Task requirements: Could you say how many lines in the records include "true"? Please give the number by itself.
· · · ·
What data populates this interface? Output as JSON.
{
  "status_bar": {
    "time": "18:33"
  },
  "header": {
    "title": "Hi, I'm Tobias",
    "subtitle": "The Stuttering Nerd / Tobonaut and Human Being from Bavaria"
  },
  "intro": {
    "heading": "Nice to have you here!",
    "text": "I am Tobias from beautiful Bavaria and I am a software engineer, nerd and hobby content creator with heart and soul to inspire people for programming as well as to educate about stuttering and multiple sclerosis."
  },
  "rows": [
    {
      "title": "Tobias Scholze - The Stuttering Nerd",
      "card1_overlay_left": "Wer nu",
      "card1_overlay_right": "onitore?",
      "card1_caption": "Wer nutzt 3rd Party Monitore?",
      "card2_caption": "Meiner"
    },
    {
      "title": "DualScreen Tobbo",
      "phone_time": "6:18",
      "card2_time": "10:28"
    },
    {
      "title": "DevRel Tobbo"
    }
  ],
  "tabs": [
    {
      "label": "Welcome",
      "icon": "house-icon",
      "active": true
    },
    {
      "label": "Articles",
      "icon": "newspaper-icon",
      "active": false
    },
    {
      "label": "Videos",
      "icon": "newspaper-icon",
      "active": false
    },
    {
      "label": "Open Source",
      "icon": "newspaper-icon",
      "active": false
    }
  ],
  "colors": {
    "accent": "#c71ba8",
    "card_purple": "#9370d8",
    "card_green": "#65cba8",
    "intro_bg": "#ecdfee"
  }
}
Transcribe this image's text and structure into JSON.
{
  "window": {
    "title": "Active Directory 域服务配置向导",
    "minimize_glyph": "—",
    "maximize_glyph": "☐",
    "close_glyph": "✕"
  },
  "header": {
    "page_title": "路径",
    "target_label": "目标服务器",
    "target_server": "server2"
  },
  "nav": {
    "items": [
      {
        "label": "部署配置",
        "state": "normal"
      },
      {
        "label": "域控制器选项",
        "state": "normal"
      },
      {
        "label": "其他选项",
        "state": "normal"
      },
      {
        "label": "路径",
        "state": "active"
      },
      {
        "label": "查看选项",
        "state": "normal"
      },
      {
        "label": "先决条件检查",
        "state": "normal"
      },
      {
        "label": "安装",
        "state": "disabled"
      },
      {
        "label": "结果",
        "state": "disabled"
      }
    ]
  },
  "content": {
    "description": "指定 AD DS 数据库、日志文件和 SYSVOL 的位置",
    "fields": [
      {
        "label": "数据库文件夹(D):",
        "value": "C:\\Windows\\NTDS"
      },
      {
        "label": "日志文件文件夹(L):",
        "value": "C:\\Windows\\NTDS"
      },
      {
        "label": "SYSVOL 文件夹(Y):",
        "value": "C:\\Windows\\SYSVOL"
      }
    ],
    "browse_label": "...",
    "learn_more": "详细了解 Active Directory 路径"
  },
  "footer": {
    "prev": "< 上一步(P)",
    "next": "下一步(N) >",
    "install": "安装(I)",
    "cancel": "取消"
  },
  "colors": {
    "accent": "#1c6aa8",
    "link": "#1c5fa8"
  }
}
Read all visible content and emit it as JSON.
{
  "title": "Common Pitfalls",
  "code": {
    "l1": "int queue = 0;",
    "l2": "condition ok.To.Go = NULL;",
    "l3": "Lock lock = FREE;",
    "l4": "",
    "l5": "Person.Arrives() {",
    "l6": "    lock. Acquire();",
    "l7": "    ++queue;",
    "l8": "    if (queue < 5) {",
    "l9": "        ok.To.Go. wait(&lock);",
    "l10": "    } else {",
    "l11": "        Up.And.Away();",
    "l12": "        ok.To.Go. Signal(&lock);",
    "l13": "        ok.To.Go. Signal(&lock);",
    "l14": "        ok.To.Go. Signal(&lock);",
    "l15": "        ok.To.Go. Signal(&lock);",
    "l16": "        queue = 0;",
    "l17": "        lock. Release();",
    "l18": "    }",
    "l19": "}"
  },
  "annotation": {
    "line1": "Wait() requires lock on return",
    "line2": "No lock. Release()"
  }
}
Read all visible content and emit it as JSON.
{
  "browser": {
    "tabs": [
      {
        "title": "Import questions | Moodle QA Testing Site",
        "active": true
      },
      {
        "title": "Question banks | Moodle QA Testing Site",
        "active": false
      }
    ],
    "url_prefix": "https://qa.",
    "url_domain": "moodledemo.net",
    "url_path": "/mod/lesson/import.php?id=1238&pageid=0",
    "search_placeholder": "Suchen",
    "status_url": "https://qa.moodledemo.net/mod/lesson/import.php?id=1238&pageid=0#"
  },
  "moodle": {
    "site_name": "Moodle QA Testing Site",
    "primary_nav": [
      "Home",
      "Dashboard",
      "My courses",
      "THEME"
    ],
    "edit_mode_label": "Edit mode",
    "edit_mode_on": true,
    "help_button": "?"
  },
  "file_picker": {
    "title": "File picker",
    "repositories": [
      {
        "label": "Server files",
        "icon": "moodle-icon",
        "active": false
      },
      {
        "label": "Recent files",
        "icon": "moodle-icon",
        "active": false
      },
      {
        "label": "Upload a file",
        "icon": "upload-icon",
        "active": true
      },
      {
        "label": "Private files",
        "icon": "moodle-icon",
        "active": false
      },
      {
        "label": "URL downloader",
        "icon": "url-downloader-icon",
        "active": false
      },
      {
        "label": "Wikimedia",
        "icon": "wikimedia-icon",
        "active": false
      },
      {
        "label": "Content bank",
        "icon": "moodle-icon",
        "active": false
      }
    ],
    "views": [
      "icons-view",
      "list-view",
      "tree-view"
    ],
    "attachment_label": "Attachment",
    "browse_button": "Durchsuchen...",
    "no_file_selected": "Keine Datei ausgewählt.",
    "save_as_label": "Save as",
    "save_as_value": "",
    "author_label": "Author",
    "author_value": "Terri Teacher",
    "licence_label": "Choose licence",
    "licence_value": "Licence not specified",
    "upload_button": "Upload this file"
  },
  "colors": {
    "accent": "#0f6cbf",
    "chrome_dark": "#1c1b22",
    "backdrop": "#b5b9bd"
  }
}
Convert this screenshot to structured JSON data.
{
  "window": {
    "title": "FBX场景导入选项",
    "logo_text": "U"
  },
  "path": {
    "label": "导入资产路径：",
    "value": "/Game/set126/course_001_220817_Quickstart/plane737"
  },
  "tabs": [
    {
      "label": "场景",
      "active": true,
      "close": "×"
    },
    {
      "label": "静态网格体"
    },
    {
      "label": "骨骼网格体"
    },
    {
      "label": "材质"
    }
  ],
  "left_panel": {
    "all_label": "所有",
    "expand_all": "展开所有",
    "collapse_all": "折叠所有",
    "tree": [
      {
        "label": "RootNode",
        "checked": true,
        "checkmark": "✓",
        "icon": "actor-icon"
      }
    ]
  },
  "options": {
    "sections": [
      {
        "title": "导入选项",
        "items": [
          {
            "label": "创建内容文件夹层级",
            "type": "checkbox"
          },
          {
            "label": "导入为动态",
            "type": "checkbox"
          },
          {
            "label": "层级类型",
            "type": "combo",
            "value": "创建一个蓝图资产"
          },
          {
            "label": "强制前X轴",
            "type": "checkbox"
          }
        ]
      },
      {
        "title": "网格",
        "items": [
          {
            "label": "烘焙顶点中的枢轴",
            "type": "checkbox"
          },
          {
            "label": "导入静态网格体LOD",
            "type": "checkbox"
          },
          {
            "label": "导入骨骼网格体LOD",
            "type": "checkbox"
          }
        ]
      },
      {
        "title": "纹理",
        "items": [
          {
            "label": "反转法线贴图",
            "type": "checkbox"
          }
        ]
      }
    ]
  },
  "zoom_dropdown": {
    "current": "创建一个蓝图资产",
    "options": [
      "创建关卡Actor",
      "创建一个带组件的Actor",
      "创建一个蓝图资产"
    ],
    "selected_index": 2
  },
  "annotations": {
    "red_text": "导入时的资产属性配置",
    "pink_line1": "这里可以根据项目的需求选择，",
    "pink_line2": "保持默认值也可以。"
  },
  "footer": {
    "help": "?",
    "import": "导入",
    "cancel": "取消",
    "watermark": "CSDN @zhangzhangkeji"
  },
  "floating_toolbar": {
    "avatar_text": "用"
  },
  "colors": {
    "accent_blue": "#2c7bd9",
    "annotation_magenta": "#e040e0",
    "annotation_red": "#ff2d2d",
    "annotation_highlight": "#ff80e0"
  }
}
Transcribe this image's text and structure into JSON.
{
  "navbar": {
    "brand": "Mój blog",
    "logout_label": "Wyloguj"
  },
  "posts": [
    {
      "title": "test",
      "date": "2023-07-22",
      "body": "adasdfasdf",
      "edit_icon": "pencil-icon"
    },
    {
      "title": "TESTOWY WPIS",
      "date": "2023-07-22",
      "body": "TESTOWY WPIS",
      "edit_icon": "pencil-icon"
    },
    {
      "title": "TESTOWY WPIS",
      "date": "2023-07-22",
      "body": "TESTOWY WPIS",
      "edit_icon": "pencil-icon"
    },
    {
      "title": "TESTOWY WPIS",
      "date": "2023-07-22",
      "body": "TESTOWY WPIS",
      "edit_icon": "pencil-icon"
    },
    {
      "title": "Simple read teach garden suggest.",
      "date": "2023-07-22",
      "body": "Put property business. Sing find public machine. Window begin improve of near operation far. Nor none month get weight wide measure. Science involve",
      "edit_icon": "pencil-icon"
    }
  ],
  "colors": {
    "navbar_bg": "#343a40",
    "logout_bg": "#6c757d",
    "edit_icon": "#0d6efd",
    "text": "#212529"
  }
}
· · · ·
Answer to this exercise: 6